an older man standing on a hill holding a lantern that is lighting up the darkness

Terminal: Taking Back Power After Bladder Cancer

I have nothing but the utmost respect for medical professionals. They have years of training and experience, vast amounts of knowledge and learning. I get all that, but here is an awkward truth: they can only give you answers based on their experiences. They cannot give you an absolute.

Changing the narrative

I say this, not as an indictment of doctors. I say this as a point of reference for the prognosis of “terminal.” By definition, the moment we draw our first breath, we become terminal. When I first learned I had cancer, I thought of death. Every survivor I have ever spoken with has had that moment. The “I am going to die” moment. Now, thirteen years later and less than two weeks from my annual scope, I want to suggest a change of terminology. A change of wording to embrace a more positive narrative.

The power of cancer

The power of cancer is the fear assigned to it. What if we change the focus from what is killing us to what we are surviving or living with? What if we shift our thought process away from cancer being the enemy to cancer being a challenge?

I want to take my power back

I want to change my narrative. I want to change my mindset. What I really want is to take my power back. Not control, power. Control is an illusion most of the time, but power is absolutely mine. I have the power to choose how I respond to life and any part thereof. I have my times of fear and dread, but that is part of the journey, too. My goal is not perfection. My goal is improvement. I want to limit the power I allow cancer to exert in my day-to-day.

Overcoming my mental hurdles

Three years after my diagnosis and surgical bladder tumor removal, I had a brain tumor. This tumor was non-cancerous and removed with minimal trouble and fuss. I was left with a scar from the temple to behind my right ear. As with my cancer, the mental hurdles far outweighed the physical hardships. I include this here to illustrate the point I am hoping to convey. Life is a day-to-day roll of the proverbial dice. The only warnings I had were some headaches. Not enough to cause alarm, except in hindsight. I stopped to put gas in my car and woke up in the emergency room with my family around the bed and everyone looking worried.
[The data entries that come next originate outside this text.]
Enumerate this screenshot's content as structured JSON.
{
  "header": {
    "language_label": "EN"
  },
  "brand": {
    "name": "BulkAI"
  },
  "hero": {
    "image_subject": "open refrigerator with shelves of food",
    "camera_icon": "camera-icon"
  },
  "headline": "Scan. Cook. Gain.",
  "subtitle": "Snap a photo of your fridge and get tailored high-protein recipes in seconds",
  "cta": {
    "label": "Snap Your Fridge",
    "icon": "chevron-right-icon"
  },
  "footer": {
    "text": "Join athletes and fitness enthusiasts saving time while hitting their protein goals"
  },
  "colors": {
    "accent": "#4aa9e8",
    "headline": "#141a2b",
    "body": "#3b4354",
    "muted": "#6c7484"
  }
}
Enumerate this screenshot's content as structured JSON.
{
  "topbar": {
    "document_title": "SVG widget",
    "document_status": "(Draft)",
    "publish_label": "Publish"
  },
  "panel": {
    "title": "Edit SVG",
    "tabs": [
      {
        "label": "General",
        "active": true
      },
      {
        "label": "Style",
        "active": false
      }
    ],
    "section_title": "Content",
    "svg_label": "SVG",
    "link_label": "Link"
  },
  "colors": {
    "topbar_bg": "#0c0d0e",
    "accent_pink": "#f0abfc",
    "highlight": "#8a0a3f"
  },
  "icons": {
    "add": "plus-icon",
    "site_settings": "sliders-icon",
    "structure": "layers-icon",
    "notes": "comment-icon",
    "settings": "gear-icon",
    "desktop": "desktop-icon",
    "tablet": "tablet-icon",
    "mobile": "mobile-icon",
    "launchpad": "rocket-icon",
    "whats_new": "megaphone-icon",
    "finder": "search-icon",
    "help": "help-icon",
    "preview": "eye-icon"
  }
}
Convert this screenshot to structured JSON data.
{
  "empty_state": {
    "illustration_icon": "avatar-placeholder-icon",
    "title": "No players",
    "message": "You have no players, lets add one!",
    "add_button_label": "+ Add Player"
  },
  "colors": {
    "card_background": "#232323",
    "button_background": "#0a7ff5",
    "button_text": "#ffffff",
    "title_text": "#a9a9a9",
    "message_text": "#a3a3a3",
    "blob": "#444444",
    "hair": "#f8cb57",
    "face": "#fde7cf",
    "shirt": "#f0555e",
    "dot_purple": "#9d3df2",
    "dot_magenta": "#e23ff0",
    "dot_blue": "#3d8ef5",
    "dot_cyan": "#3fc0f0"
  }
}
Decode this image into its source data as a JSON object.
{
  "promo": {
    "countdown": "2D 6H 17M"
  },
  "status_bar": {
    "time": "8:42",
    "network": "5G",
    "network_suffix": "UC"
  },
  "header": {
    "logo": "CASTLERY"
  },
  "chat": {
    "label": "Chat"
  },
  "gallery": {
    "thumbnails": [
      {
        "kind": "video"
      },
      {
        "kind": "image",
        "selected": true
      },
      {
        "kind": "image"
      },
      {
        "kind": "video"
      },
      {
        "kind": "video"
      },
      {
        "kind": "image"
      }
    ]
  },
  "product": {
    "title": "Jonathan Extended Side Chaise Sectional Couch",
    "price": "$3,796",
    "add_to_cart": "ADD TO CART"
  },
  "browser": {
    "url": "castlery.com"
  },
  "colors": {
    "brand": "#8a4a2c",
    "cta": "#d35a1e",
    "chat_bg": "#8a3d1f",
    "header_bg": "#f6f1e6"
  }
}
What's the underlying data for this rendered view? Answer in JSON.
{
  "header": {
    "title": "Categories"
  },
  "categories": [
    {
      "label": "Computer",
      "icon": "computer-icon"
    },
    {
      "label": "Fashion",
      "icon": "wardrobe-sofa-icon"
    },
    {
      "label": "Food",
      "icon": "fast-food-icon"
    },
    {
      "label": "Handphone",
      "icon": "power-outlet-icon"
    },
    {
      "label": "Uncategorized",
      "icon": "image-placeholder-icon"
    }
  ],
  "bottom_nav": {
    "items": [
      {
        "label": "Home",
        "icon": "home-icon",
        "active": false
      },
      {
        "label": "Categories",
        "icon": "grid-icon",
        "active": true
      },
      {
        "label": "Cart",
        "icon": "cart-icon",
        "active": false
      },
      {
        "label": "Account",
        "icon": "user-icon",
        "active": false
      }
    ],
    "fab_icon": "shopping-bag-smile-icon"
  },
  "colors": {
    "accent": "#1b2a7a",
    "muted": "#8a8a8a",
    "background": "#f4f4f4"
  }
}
The first surgeon that visited gave me the diagnosis and prognosis. “Do you have any questions?” he asked.

My only question was, “How long until I can ride?”

“Ride what?” He seemed baffled.

“Motorcycles,” I growled.

“You’ll never drive again, much less ride a motorcycle!” was his reply.

“You're fired!”

A part of my life I cannot give up

This is a pretty good recollection of our encounter. He looked to my wife for assistance, but she knew I was serious. This may sound cavalier and foolish, but riding is a part of life I cannot dream of giving up. It turned out he was not on my insurance, and the crisis was averted. The second surgeon listened to the same question and chuckled. He made me promise that I would wait at least a week after the surgery before riding my bike. For the record, I got home from the hospital the day I was released and rode around the block. Mrs. is still pretty miffed about it. Miffed but not surprised.

I made my own decisions

I had taken the power back. I made my own decisions and accepted the price for those decisions. Doctors give you advice. They tell you what they think is best, and I respect that. However, at the end of the day, the choice is yours. Even if that choice flies square in the face of the best medical advice and everyone else’s counsel. The power of the decision is yours. Keeping that close at hand allows me to navigate health challenges as a captain instead of as a victim.

My grandmother's story

My grandmother was diagnosed with cancer later in life. Her doctor, a child by her measure, came in and informed her of what the treatment would be. She looked him in the eye and smiled, “Son, I have been alive a long time. I love Jesus, and when the time comes, I will see him. Until then, I am going home to live out my days and have a nightly martini and cigarette with my husband. I will call you when I need you.” The doctor tried to argue, but she already had picked up her handbag and was halfway out the door. The last time I saw her alive, she stood behind me and put her necklace around my neck. “I love you, boy, make your own decisions and live your life on your terms.”

Living life to the fullest

Every one of us is “terminal.” It is not the terminality (my own word) that robs us of life. It is accepting someone else definition of that terminality that robs us. Own your power, never relinquish it to anyone and live every moment to the fullest.

By providing your email address, you are agreeing to our privacy policy.

This article represents the opinions, thoughts, and experiences of the author; none of this content has been paid for by any advertiser. The team does not recommend or endorse any products or treatments discussed herein. Learn more about how we maintain editorial integrity here.

Join the conversation

or create an account to comment.

Community Poll

How long did you wait before telling others about your diagnosis?